> [What you have to do]:
Search the data below for the string "Posted" and copy all lines where it shows up.

Collected data
_ _ _ _ _ _ _

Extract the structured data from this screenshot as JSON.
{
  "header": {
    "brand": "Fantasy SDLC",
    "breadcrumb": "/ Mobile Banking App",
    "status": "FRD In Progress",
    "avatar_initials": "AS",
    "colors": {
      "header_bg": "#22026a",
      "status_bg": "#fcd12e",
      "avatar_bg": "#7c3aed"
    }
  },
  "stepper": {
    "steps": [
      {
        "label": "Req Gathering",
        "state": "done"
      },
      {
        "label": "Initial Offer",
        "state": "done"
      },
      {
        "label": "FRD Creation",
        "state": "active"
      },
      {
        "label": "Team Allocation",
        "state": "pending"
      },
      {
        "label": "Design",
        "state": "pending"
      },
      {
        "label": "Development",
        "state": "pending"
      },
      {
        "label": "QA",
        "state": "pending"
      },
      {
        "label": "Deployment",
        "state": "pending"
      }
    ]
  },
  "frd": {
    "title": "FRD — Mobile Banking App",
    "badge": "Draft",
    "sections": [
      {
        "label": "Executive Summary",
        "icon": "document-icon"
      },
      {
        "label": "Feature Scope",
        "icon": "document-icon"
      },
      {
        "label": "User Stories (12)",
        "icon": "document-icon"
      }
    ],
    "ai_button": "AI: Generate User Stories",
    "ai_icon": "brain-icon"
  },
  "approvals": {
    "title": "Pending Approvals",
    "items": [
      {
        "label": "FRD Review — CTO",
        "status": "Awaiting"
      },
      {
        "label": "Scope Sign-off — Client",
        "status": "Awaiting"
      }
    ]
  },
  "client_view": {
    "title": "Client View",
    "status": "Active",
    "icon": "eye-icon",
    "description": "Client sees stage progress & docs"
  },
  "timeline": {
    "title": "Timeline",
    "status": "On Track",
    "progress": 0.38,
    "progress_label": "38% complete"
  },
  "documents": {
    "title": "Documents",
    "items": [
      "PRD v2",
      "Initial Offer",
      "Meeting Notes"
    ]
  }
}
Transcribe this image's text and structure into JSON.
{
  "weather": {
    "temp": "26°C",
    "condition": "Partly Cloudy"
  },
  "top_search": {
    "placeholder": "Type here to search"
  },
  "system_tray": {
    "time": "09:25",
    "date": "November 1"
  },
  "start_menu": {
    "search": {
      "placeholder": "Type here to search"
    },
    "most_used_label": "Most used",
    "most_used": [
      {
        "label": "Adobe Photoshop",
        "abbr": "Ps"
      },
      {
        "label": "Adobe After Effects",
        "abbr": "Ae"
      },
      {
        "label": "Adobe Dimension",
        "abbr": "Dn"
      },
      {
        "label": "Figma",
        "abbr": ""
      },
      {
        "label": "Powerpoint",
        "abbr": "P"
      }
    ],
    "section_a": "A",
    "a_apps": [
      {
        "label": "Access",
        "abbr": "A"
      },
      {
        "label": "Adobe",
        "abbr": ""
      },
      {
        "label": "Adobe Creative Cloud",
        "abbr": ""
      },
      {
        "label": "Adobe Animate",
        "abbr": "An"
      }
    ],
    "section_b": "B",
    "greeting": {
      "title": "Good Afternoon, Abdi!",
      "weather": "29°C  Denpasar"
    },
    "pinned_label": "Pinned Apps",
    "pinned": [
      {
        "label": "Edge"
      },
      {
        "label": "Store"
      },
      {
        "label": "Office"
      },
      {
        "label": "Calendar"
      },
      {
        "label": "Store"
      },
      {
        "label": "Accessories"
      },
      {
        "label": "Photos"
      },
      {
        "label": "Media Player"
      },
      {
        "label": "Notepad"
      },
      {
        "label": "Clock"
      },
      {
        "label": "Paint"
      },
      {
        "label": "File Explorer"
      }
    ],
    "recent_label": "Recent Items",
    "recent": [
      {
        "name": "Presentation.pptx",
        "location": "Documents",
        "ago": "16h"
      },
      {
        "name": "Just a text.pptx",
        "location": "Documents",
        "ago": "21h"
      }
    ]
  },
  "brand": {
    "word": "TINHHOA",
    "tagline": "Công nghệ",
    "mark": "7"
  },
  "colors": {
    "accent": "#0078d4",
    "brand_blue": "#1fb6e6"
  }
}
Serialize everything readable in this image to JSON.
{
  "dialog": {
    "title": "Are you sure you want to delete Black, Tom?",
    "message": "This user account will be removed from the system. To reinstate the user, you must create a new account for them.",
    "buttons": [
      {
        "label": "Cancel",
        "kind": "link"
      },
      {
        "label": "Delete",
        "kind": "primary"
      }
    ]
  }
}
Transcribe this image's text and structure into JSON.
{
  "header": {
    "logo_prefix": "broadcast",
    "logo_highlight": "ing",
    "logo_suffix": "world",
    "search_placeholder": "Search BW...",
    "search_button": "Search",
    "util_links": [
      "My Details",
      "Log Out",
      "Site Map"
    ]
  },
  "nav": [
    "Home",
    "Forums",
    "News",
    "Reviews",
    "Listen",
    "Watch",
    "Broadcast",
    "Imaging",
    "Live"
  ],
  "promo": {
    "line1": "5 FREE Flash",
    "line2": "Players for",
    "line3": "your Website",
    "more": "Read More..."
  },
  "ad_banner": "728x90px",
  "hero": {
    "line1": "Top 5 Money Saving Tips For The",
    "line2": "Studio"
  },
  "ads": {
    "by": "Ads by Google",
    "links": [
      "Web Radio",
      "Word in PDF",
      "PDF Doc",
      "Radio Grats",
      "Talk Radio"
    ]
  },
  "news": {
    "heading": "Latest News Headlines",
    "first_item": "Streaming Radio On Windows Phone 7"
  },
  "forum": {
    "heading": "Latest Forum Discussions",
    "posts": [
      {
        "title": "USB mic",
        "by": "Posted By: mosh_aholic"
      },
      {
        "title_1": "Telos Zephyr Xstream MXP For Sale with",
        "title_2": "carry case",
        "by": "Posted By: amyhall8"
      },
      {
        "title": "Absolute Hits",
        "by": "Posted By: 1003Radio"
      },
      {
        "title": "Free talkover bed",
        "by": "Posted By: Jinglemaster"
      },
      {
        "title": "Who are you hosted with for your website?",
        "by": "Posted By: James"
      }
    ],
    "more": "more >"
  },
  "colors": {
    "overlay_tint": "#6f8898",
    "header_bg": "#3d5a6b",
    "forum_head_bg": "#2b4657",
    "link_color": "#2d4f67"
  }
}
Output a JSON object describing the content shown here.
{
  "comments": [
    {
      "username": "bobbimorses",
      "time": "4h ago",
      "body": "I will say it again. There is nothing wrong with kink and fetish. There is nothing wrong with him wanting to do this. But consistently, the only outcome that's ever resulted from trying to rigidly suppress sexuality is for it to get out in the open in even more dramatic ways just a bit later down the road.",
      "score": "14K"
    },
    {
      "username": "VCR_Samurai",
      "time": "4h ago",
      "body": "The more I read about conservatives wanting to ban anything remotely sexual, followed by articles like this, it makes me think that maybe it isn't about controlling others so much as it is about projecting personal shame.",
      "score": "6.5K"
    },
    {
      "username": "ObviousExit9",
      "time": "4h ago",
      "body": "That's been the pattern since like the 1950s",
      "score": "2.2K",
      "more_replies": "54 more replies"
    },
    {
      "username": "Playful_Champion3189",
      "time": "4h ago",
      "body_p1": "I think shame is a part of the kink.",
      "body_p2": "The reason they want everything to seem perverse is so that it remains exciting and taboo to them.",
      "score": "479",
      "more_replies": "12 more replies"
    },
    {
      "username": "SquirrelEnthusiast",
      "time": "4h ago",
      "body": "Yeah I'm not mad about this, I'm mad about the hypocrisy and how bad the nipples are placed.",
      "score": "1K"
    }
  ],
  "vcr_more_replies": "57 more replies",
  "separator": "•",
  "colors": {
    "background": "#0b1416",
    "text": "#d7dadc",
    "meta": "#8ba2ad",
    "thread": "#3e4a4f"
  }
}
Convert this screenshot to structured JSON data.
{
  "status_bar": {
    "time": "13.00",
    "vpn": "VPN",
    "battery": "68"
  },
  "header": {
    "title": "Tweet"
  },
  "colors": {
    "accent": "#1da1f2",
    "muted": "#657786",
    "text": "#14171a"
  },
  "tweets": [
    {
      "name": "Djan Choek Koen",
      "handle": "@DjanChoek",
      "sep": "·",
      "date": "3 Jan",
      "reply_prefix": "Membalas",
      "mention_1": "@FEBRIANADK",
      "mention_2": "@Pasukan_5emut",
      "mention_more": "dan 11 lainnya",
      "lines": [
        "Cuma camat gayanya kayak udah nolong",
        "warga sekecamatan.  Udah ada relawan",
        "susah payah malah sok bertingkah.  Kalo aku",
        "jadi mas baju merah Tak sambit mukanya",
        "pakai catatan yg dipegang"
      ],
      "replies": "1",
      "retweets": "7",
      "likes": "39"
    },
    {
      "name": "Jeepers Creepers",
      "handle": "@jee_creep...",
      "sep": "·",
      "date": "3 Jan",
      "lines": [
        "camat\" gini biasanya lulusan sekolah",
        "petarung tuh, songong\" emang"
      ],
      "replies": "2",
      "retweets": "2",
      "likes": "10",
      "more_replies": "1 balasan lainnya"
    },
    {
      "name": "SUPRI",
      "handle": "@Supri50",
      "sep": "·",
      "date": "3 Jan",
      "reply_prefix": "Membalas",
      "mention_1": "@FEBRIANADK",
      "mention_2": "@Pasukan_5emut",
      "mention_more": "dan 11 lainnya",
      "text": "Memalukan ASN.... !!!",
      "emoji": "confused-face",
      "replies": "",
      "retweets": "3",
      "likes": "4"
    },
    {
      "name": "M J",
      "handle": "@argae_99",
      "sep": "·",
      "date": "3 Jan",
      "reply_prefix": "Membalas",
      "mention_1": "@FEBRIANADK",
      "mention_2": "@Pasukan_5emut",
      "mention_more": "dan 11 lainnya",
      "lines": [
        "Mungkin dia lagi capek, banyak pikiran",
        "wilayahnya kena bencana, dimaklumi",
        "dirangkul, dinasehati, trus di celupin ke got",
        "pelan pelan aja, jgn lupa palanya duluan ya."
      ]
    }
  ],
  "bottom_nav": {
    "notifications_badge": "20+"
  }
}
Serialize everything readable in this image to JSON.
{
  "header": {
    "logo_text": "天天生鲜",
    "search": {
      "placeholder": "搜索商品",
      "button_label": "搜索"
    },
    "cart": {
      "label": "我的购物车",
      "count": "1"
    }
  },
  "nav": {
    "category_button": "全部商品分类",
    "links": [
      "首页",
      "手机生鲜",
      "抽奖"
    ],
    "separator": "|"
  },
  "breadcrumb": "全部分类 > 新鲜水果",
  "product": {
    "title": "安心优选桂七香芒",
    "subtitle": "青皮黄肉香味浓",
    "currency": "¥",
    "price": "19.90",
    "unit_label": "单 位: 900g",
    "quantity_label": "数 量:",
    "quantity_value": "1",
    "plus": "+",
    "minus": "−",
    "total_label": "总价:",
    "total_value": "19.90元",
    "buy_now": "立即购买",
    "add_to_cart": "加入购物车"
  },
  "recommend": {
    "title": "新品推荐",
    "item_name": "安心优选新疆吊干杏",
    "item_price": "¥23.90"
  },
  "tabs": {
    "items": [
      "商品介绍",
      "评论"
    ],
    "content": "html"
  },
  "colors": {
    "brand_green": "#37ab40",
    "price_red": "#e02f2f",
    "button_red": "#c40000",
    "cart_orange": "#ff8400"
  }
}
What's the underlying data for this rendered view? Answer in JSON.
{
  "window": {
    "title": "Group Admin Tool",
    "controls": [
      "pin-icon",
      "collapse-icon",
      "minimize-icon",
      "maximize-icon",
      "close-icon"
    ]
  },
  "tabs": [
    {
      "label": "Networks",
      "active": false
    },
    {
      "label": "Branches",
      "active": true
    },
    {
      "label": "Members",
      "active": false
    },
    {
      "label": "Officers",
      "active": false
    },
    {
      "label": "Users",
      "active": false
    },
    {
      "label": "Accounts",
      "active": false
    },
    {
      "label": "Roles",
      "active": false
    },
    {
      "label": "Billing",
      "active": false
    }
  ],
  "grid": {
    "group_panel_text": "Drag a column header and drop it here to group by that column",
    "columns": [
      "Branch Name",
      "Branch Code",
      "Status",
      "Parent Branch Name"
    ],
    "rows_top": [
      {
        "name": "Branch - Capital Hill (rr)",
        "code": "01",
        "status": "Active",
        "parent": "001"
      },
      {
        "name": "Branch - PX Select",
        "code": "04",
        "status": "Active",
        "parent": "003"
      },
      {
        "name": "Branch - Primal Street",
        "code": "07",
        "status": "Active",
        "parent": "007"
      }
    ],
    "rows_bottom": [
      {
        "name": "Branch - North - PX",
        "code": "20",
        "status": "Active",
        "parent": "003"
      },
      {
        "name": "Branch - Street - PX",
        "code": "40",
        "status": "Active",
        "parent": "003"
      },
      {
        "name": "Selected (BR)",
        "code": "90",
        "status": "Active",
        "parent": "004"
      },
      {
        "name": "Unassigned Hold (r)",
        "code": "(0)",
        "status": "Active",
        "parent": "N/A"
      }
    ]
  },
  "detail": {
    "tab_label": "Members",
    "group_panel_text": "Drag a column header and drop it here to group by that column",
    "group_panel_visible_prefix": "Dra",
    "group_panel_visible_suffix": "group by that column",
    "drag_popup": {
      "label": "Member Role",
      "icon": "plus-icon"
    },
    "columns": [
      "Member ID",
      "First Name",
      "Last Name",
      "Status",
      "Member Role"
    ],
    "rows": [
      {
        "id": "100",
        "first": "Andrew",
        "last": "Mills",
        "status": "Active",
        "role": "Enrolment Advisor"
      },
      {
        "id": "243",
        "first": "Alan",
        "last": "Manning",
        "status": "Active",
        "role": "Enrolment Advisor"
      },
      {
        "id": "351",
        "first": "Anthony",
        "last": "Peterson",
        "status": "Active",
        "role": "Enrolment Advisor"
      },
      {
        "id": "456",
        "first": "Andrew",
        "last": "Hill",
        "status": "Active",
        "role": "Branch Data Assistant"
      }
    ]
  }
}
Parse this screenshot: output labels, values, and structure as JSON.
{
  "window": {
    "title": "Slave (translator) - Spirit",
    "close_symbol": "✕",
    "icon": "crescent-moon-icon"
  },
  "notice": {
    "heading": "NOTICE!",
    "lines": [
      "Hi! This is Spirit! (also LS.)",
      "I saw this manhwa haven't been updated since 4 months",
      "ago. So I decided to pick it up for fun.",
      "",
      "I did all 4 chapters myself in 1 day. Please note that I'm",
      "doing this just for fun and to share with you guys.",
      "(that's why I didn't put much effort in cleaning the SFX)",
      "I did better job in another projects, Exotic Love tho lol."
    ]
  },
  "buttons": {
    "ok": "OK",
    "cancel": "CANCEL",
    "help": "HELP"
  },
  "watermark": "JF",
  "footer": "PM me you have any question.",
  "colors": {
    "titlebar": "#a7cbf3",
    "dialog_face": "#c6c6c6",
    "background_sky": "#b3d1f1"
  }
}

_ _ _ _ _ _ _

> [Finished task]:
        "by": "Posted By: mosh_aholic"
        "by": "Posted By: amyhall8"
        "by": "Posted By: 1003Radio"
        "by": "Posted By: Jinglemaster"
        "by": "Posted By: James"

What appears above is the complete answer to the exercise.